• _What you will do_
Retype the whole listing below exactly, keeping every picture out of it.

• _Records for this task_
++++++++

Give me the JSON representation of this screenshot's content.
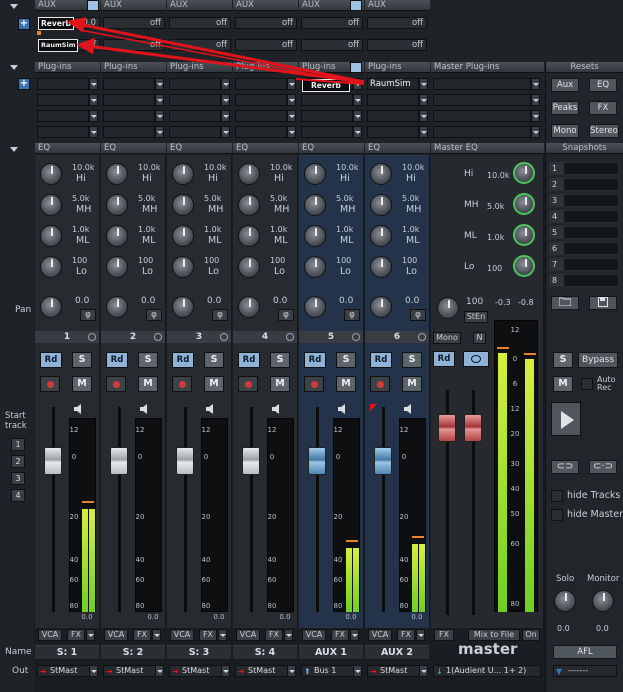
{
  "sections": {
    "aux": "AUX",
    "plugins": "Plug-ins",
    "master_plugins": "Master Plug-ins",
    "eq": "EQ",
    "master_eq": "Master EQ",
    "resets": "Resets",
    "snapshots": "Snapshots",
    "pan": "Pan",
    "start_track": "Start track",
    "name": "Name",
    "out": "Out"
  },
  "aux_values": {
    "row1": [
      "-10.0",
      "off",
      "off",
      "off",
      "off",
      "off"
    ],
    "row2": [
      "off",
      "off",
      "off",
      "off",
      "off",
      "off"
    ]
  },
  "popups": {
    "reverb": "Reverb",
    "raumsim": "RaumSim",
    "plugin_reverb": "Reverb",
    "plugin_raumsim": "RaumSim"
  },
  "eq_bands": {
    "hi": "Hi",
    "mh": "MH",
    "ml": "ML",
    "lo": "Lo",
    "hi_val": "10.0k",
    "mh_val": "5.0k",
    "ml_val": "1.0k",
    "lo_val": "100"
  },
  "pan_value": "0.0",
  "phase_symbol": "φ",
  "channels": [
    {
      "num": "1",
      "name": "S: 1",
      "out": "StMast",
      "fader": 0.65,
      "level": 0.72
    },
    {
      "num": "2",
      "name": "S: 2",
      "out": "StMast",
      "fader": 0.65,
      "level": 0
    },
    {
      "num": "3",
      "name": "S: 3",
      "out": "StMast",
      "fader": 0.65,
      "level": 0
    },
    {
      "num": "4",
      "name": "S: 4",
      "out": "StMast",
      "fader": 0.65,
      "level": 0
    },
    {
      "num": "5",
      "name": "AUX 1",
      "out": "Bus 1",
      "fader": 0.65,
      "level": 0.45
    },
    {
      "num": "6",
      "name": "AUX 2",
      "out": "StMast",
      "fader": 0.65,
      "level": 0.48
    }
  ],
  "buttons": {
    "rd": "Rd",
    "s": "S",
    "m": "M",
    "vca": "VCA",
    "fx": "FX",
    "mono": "Mono",
    "n": "N",
    "mix_to_file": "Mix to File",
    "on": "On",
    "sten": "StEn"
  },
  "fader_scale": [
    "12",
    "0",
    "20",
    "40",
    "60",
    "80",
    "0.0"
  ],
  "master": {
    "label": "master",
    "peak_l": "-0.3",
    "peak_r": "-0.8",
    "width": "100",
    "out": "1(Audient U... 1+ 2)",
    "level_l": 0.9,
    "level_r": 0.88
  },
  "master_scale": [
    "12",
    "0",
    "6",
    "12",
    "20",
    "30",
    "40",
    "50",
    "60",
    "80"
  ],
  "resets": [
    "Aux",
    "EQ",
    "Peaks",
    "FX",
    "Mono",
    "Stereo"
  ],
  "snapshots": [
    "1",
    "2",
    "3",
    "4",
    "5",
    "6",
    "7",
    "8"
  ],
  "right_panel": {
    "s": "S",
    "bypass": "Bypass",
    "m": "M",
    "auto_rec": "Auto Rec",
    "hide_tracks": "hide Tracks",
    "hide_master": "hide Master",
    "solo": "Solo",
    "monitor": "Monitor",
    "solo_val": "0.0",
    "monitor_val": "0.0",
    "afl": "AFL",
    "bottom_field": "-------"
  },
  "start_tracks": [
    "1",
    "2",
    "3",
    "4"
  ],
  "colors": {
    "accent_blue": "#8fb3d6",
    "meter_green": "#6fcf23",
    "annotation_red": "#e0141a"
  }
}
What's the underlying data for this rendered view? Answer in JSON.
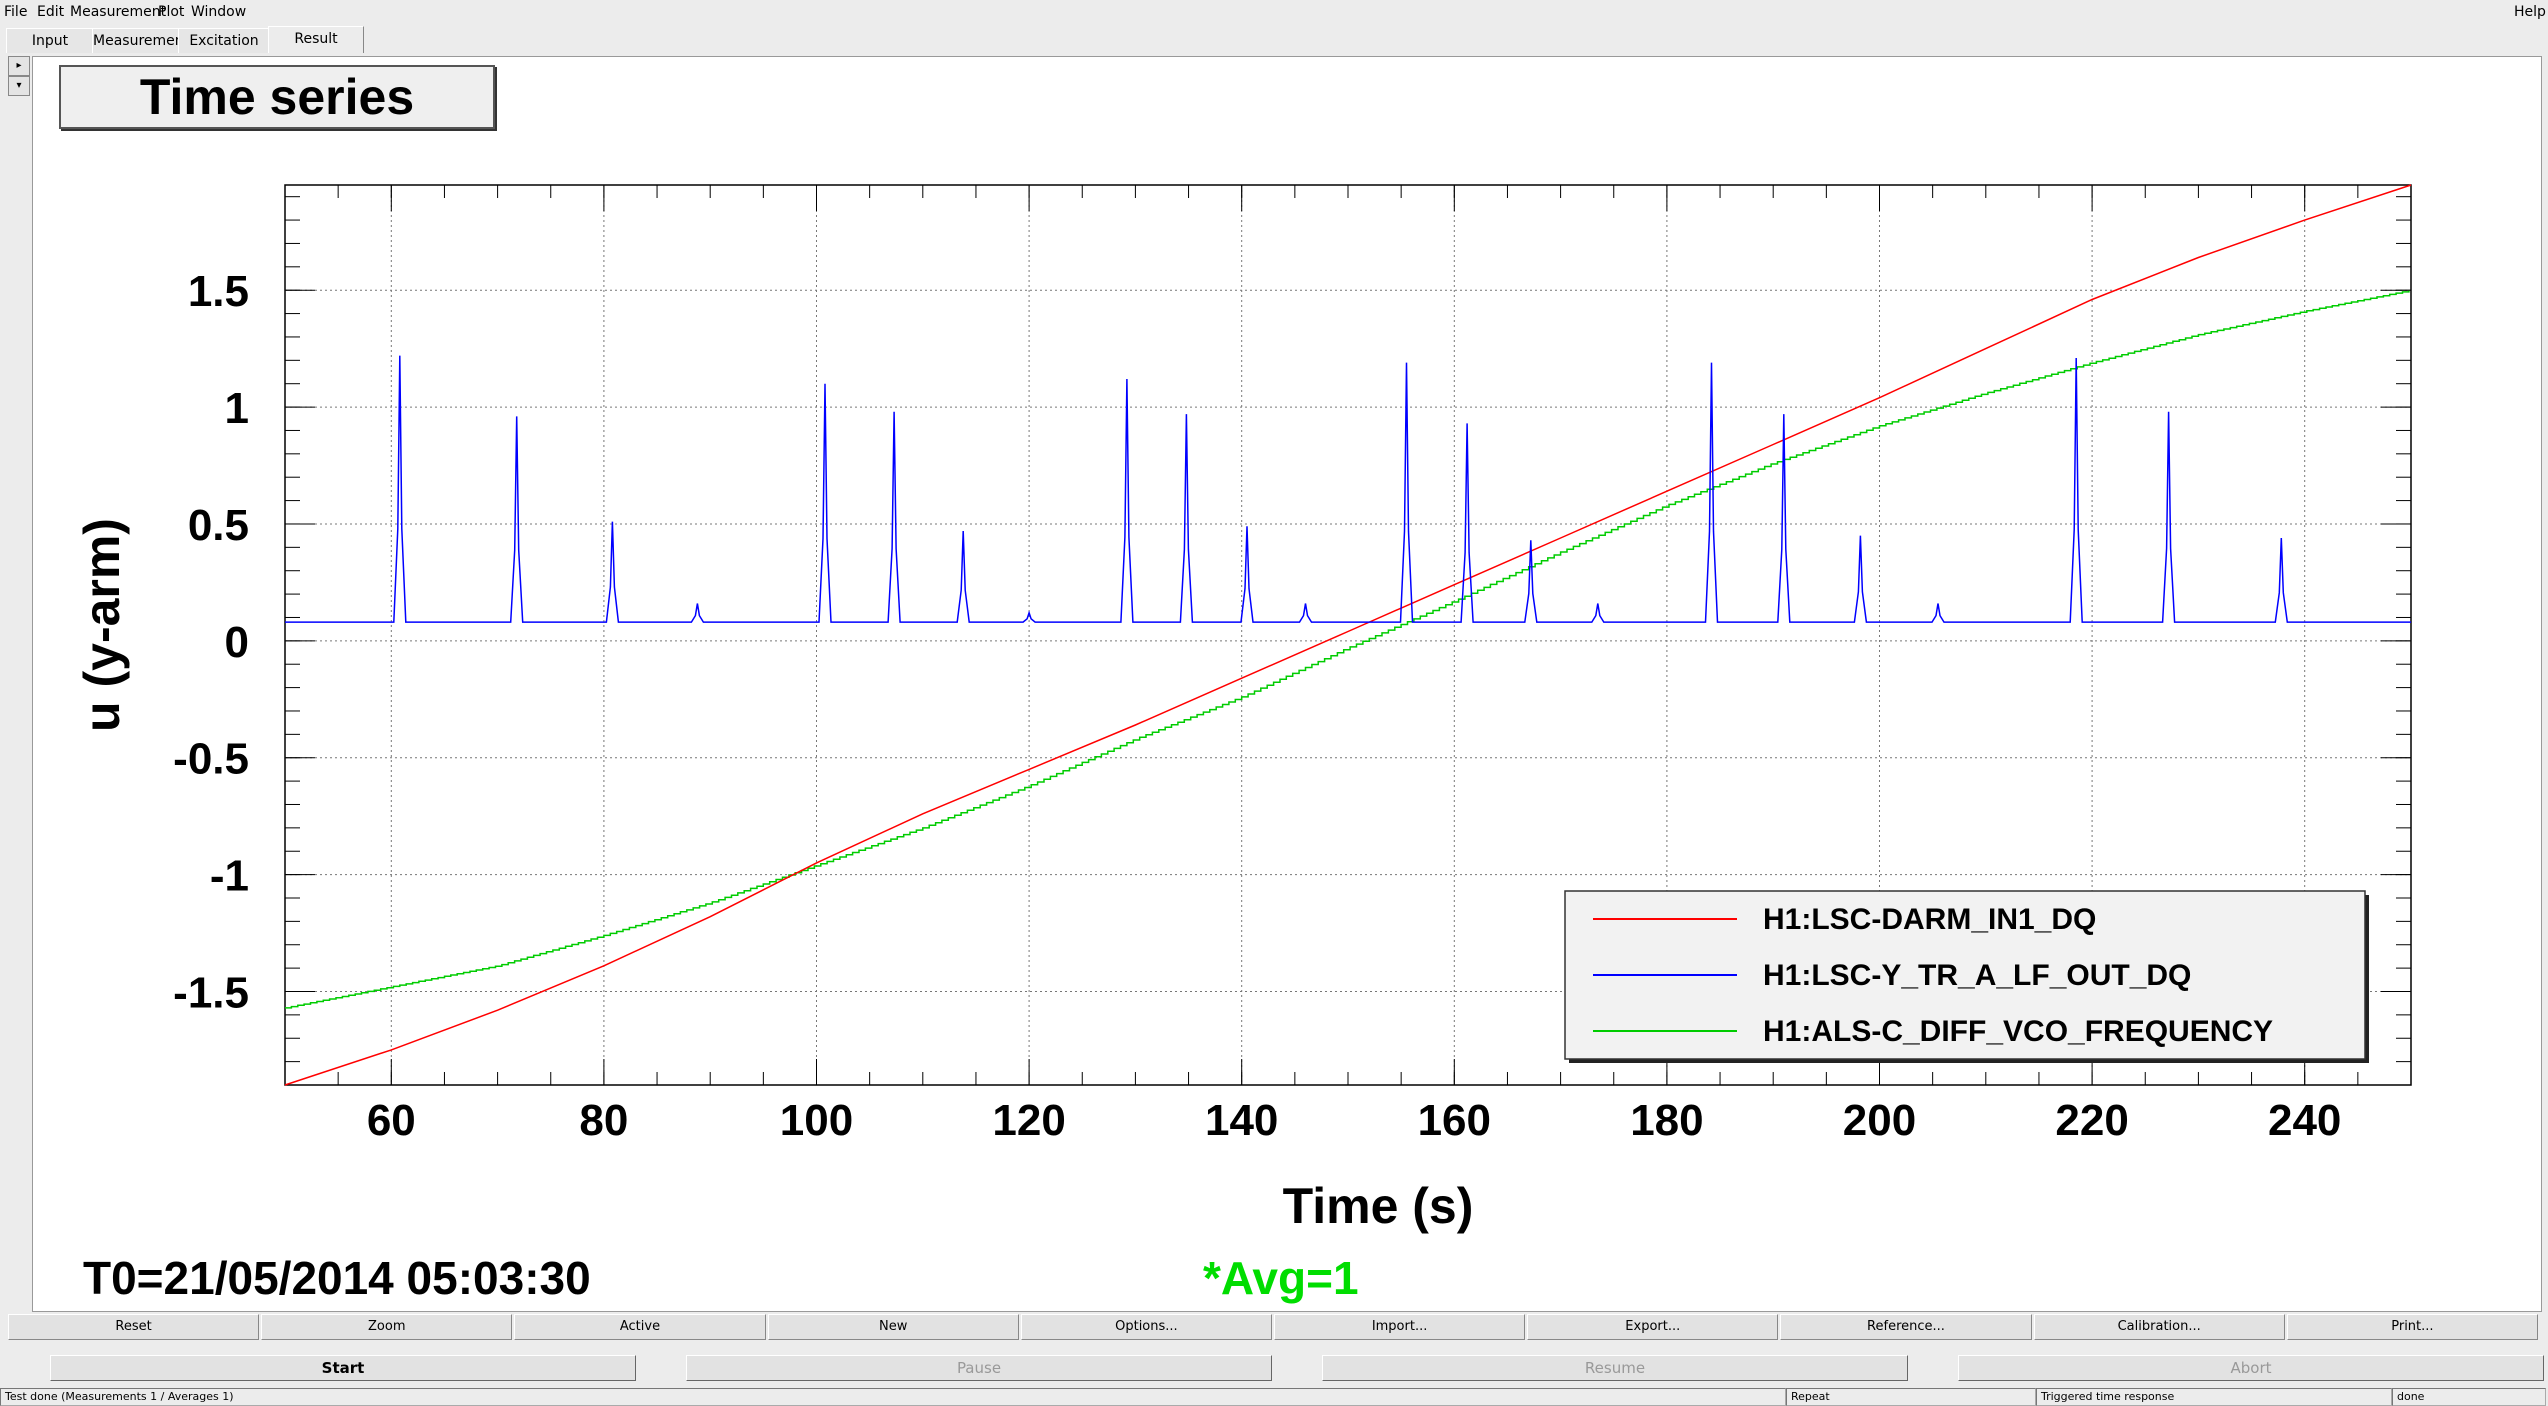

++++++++

• _Result for this exercise_
Give me the JSON representation of this screenshot's content.
{
  "sections": {
    "aux": "AUX",
    "plugins": "Plug-ins",
    "master_plugins": "Master Plug-ins",
    "eq": "EQ",
    "master_eq": "Master EQ",
    "resets": "Resets",
    "snapshots": "Snapshots",
    "pan": "Pan",
    "start_track": "Start track",
    "name": "Name",
    "out": "Out"
  },
  "aux_values": {
    "row1": [
      "-10.0",
      "off",
      "off",
      "off",
      "off",
      "off"
    ],
    "row2": [
      "off",
      "off",
      "off",
      "off",
      "off",
      "off"
    ]
  },
  "popups": {
    "reverb": "Reverb",
    "raumsim": "RaumSim",
    "plugin_reverb": "Reverb",
    "plugin_raumsim": "RaumSim"
  },
  "eq_bands": {
    "hi": "Hi",
    "mh": "MH",
    "ml": "ML",
    "lo": "Lo",
    "hi_val": "10.0k",
    "mh_val": "5.0k",
    "ml_val": "1.0k",
    "lo_val": "100"
  },
  "pan_value": "0.0",
  "phase_symbol": "φ",
  "channels": [
    {
      "num": "1",
      "name": "S: 1",
      "out": "StMast",
      "fader": 0.65,
      "level": 0.72
    },
    {
      "num": "2",
      "name": "S: 2",
      "out": "StMast",
      "fader": 0.65,
      "level": 0
    },
    {
      "num": "3",
      "name": "S: 3",
      "out": "StMast",
      "fader": 0.65,
      "level": 0
    },
    {
      "num": "4",
      "name": "S: 4",
      "out": "StMast",
      "fader": 0.65,
      "level": 0
    },
    {
      "num": "5",
      "name": "AUX 1",
      "out": "Bus 1",
      "fader": 0.65,
      "level": 0.45
    },
    {
      "num": "6",
      "name": "AUX 2",
      "out": "StMast",
      "fader": 0.65,
      "level": 0.48
    }
  ],
  "buttons": {
    "rd": "Rd",
    "s": "S",
    "m": "M",
    "vca": "VCA",
    "fx": "FX",
    "mono": "Mono",
    "n": "N",
    "mix_to_file": "Mix to File",
    "on": "On",
    "sten": "StEn"
  },
  "fader_scale": [
    "12",
    "0",
    "20",
    "40",
    "60",
    "80",
    "0.0"
  ],
  "master": {
    "label": "master",
    "peak_l": "-0.3",
    "peak_r": "-0.8",
    "width": "100",
    "out": "1(Audient U... 1+ 2)",
    "level_l": 0.9,
    "level_r": 0.88
  },
  "master_scale": [
    "12",
    "0",
    "6",
    "12",
    "20",
    "30",
    "40",
    "50",
    "60",
    "80"
  ],
  "resets": [
    "Aux",
    "EQ",
    "Peaks",
    "FX",
    "Mono",
    "Stereo"
  ],
  "snapshots": [
    "1",
    "2",
    "3",
    "4",
    "5",
    "6",
    "7",
    "8"
  ],
  "right_panel": {
    "s": "S",
    "bypass": "Bypass",
    "m": "M",
    "auto_rec": "Auto Rec",
    "hide_tracks": "hide Tracks",
    "hide_master": "hide Master",
    "solo": "Solo",
    "monitor": "Monitor",
    "solo_val": "0.0",
    "monitor_val": "0.0",
    "afl": "AFL",
    "bottom_field": "-------"
  },
  "start_tracks": [
    "1",
    "2",
    "3",
    "4"
  ],
  "colors": {
    "accent_blue": "#8fb3d6",
    "meter_green": "#6fcf23",
    "annotation_red": "#e0141a"
  }
}
What's the underlying data for this rendered view? Answer in JSON.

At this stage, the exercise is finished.